The EDGF’s President will continue to be Guillaume De Fondaumiere, who is the Vice- president of the SNJV, the French video game trade association. Guillaume De Fondaumiere is CEO of the Paris based game developer studio Quantic Dream which was very successful with Heavy Rain, the game on Playstation 3.
Hendrik Lesser, the representative of the German association GAME, has been elected to the board for the first time. Hendrik Lesser is a successful serial entrepreneur and developer from Munich, Germany.
KooPee Hiltunen, representative of the Finnish association Suomen pelinkehittäjät ry and Klaus Hansen, representative of the Danish association Producentforeningen, remain on the board, as does Dr Richard Wilson, the CEO of TIGA, the largest developer association in Europe, who was re-elected to the board.

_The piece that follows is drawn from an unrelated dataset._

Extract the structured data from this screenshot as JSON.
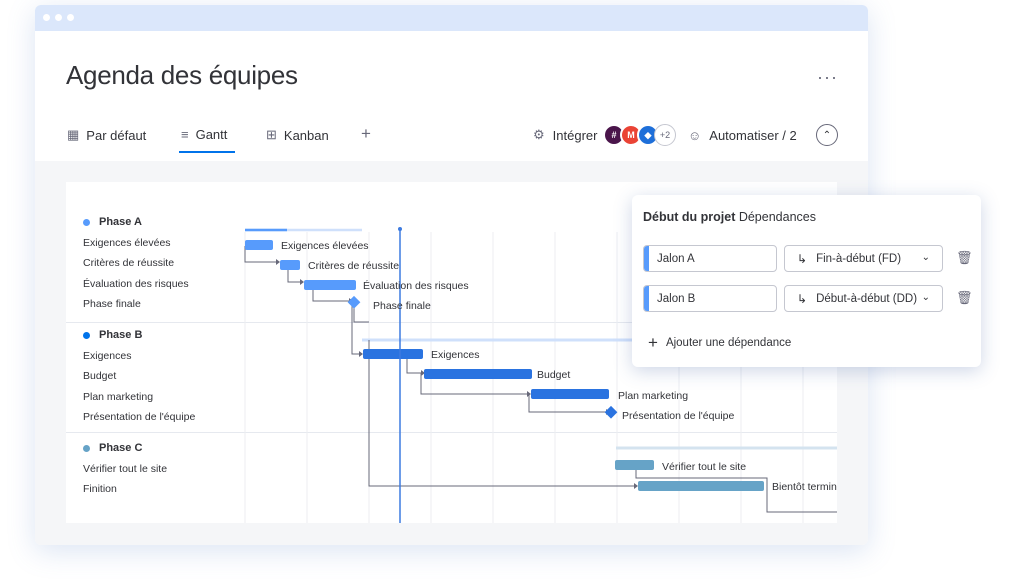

The General Secretary of the European Game Developer Federation Dr. Malte Behrmann said: “The European Game Developer Federation has become increasingly important as a lobbying organization in the context of the European Politics in Brussels and beyond. This is because we have demonstrated the economic, cultural and technological importance of video games in the European Union’s corridors of power. I am delighted that the EDGF has such a strong board for 2013 – 14. EDGF and its members will continue to fly the flag for the video games industry at a European level.”
For further information, please contact Dr. Malte Behrmann (firstname.lastname@example.org)
The European Games Developer Federation is committed to the stimulation and development of a stable, vibrant and creative European games development sector that is competitive globally and recognized culturally. The EGDF will act to advance the political and economic interests of the European computer and video games industry by providing a platform for collaboration and discussion between European institutions and game developers.
The federation represents some 600 studios based in Austria, Denmark, Finland, France, Germany, Italy, Norway, Spain, and the United Kingdom, which together employ about 17,000 people. The European computer and video games industry, including distributors and students in game educations, encompasses almost 100,000 individuals.